First - Infects macrophages causing acute inflammation pyrogens and pain mediators released
Second - antibodies from 1st increase and cross-react to form immune complexes and a type III hypersensitivity reaction→ hemorrhage and shock.
Treatment: prevention against mosquito bites
West Nile Virus, what is it's deal?
-most infections asymptomatic
-Can have fever, fatigue, headache, myalgia, anorexia, eye pain, nausea, vomiting, diarrhea, rash.
-West Nile encephalitis- neuroinvasive disease causing encephalitis (elderly) or meningitis (children). May progress to coma or death.
Pathology: Mosquito - Spreads to human host and replicates in the skin Langerhans cells → regional lymph nodes -→viremia and infects multiple organs (CNS).
Treatment: prevention/ supportive.
Let's say you have a young patient that didn't get vaccinated because the child's parents love Jenny McCarthy....
The child has had flu symptoms for a couple days along with some small white pustular lesions on the buccal mucosa inside her mouth
The parents bring her in today because she has a red maculopapular rash.
What is your diagnosis?
Tell the parents they need to get her an MMR and help them realize they could have infected a lot of people for being so inconsiderate of their child and others.
How would you know if a child has Rubella?

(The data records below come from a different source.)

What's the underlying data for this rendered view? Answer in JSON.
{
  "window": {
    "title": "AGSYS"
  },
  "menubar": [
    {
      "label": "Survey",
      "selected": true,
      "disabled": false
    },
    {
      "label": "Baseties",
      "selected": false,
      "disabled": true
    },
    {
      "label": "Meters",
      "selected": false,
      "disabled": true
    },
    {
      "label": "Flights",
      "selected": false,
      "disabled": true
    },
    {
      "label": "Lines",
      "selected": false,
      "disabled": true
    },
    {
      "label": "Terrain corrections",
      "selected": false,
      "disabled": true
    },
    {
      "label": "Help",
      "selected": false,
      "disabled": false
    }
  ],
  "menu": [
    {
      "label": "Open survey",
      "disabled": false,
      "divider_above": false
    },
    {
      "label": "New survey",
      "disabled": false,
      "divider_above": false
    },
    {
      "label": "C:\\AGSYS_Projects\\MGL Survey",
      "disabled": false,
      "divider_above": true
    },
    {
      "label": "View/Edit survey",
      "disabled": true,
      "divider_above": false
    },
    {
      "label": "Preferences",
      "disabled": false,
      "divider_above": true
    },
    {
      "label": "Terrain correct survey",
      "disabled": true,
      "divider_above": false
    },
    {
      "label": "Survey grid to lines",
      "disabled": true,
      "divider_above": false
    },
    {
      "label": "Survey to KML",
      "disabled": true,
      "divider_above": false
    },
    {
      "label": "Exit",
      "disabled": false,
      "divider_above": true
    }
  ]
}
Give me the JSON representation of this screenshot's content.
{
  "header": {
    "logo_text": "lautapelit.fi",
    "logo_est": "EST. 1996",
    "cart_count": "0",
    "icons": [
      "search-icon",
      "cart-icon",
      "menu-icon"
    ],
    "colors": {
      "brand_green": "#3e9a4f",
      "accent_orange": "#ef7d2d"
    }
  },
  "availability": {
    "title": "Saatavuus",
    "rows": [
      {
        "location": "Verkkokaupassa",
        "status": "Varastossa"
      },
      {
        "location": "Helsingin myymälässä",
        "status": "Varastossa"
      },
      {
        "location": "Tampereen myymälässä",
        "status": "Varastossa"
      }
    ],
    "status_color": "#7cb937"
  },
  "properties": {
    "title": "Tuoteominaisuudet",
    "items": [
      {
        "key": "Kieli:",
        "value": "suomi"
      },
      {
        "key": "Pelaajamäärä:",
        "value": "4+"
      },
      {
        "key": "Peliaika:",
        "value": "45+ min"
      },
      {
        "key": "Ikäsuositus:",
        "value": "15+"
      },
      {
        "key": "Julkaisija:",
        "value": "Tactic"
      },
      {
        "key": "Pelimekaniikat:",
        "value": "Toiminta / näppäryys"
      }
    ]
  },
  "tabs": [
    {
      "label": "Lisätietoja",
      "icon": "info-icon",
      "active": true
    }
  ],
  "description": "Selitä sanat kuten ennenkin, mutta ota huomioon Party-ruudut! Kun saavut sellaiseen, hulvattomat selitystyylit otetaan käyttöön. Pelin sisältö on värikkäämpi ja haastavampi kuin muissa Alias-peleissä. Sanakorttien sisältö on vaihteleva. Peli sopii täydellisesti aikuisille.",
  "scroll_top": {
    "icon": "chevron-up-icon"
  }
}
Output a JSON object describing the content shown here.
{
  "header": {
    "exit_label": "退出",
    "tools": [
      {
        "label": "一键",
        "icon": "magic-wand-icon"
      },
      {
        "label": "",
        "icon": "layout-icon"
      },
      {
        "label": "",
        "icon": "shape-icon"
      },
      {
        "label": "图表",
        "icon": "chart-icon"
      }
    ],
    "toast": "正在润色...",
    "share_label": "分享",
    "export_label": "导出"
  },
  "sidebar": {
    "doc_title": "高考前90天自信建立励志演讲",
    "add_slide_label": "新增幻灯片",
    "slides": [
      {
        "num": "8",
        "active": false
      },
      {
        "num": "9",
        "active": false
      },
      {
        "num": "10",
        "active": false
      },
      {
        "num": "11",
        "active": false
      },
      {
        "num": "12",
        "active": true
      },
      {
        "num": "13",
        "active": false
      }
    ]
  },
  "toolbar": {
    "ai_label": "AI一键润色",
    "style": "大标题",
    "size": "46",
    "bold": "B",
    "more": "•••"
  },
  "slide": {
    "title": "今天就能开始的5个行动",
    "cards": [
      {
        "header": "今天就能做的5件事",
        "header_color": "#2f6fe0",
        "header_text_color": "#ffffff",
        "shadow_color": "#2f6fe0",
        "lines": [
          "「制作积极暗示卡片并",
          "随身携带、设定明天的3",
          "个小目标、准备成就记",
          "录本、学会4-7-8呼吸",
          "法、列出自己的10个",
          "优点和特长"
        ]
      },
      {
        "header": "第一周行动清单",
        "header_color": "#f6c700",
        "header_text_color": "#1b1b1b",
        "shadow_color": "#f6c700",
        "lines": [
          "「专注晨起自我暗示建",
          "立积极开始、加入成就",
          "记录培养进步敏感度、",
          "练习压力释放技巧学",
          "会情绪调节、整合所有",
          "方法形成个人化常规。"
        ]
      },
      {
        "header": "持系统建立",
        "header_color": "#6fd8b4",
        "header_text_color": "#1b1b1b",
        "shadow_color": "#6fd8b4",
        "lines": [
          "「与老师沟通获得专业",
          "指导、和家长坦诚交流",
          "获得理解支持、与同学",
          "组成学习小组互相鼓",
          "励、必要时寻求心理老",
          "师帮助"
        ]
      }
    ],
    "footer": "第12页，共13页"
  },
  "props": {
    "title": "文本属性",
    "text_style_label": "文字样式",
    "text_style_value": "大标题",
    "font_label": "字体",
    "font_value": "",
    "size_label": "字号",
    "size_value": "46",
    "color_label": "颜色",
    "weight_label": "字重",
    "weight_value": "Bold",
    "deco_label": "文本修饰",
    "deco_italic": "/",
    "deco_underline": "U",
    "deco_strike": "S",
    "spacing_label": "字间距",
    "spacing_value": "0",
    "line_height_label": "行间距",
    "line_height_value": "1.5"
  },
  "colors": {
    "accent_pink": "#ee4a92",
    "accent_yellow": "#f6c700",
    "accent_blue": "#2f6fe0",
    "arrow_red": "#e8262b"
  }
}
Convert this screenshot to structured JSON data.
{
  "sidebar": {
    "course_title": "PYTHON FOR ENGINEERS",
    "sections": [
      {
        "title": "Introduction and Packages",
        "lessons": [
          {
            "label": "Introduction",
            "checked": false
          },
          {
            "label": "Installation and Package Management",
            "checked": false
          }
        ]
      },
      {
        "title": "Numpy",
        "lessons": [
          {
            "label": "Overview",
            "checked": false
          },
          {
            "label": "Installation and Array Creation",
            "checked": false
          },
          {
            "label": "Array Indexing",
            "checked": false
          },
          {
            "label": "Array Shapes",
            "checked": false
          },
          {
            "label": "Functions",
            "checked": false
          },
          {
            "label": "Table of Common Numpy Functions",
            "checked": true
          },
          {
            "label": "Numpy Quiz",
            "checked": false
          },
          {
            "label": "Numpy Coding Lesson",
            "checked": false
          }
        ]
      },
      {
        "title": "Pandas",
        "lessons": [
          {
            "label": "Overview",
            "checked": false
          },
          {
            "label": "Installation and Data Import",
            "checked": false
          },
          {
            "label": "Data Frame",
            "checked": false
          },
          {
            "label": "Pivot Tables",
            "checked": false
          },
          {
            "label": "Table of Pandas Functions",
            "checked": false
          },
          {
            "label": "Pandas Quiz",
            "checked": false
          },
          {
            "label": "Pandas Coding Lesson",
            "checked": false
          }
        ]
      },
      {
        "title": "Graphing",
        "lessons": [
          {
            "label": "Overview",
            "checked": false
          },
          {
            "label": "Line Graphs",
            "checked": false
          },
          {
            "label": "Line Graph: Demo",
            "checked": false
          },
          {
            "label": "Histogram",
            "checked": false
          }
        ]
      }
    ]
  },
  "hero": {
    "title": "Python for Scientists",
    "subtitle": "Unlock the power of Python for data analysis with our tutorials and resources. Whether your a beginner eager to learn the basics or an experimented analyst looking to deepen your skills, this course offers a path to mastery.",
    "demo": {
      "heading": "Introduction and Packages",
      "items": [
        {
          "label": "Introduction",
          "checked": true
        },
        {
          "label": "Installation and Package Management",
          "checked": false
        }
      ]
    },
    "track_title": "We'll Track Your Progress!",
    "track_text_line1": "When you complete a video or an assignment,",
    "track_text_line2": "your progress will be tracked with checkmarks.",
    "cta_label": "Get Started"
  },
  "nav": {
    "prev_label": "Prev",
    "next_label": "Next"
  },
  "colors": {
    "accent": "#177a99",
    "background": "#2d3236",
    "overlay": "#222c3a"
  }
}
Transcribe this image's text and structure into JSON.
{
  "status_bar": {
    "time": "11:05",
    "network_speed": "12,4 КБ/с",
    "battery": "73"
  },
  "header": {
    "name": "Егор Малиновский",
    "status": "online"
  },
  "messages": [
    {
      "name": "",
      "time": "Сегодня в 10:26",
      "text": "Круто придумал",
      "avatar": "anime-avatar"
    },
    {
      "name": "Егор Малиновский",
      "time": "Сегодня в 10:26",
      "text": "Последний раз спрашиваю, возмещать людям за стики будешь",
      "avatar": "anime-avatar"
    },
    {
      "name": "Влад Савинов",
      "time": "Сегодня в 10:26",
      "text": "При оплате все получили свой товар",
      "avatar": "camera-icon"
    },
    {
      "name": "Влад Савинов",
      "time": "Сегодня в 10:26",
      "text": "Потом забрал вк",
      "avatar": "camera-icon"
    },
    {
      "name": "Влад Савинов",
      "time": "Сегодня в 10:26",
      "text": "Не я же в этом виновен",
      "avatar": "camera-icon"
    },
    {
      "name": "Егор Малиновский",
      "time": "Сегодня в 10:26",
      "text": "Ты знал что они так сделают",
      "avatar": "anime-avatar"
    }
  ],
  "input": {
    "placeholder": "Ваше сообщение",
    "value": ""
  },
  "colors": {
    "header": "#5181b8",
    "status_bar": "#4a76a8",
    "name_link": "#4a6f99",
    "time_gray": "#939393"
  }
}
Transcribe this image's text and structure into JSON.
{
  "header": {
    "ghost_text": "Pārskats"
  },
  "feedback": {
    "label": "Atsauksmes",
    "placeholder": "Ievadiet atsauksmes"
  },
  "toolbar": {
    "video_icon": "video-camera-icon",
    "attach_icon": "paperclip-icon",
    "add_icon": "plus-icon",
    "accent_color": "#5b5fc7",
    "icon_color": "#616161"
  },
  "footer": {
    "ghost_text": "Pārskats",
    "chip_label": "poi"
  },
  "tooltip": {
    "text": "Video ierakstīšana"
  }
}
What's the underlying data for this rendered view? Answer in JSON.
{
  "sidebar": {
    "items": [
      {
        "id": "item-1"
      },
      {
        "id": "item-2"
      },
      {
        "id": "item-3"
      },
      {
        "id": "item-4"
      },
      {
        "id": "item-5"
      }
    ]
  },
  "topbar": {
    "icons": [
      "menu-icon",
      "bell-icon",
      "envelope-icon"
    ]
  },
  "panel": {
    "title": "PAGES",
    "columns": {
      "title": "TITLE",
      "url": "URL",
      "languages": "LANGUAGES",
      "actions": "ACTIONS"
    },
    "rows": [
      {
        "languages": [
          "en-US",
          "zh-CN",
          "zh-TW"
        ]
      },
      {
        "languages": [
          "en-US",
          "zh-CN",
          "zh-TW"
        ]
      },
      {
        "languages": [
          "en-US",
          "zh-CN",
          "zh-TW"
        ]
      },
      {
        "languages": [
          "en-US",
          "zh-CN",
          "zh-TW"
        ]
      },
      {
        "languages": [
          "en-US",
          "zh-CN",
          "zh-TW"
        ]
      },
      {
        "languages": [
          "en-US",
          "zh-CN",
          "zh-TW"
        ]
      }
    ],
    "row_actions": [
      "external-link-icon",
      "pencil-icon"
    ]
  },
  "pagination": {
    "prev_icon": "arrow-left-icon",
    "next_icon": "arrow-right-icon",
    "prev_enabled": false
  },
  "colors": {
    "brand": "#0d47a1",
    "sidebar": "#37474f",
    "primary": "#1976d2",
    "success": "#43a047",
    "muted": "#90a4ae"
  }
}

Clinical presentation: fever followed by descending rash.
Pathology: aerosol transmission, infects nasopharynx,replicates in lymph nodes.
Antibody mediated reaction leads to maculopapular rash
no MMR? that's a good clue
Basic description of Coxsackievirus A&B?
Hand-foot-mouth disease: vesicles in young children.
A: herpangia-HFM = an infection of the throat which causes red-ringed blisters and ulcers on the tonsils and soft palate, the fleshy back portion of the roof of the mouth.
B: pleurodynia, myocarditis, A&B aseptic meningitis, paralysis, upper respiratory tract infection.
Pathology: summer/fall, aerosols or fecal-oral route. Travels in the GI tract and infects mucosal epithelial cells. Viremia, lyse skin and mucosal epithelium. (B: travels to heart)
Treatment: anti-inflammatory agents. No antivirals/vaccines available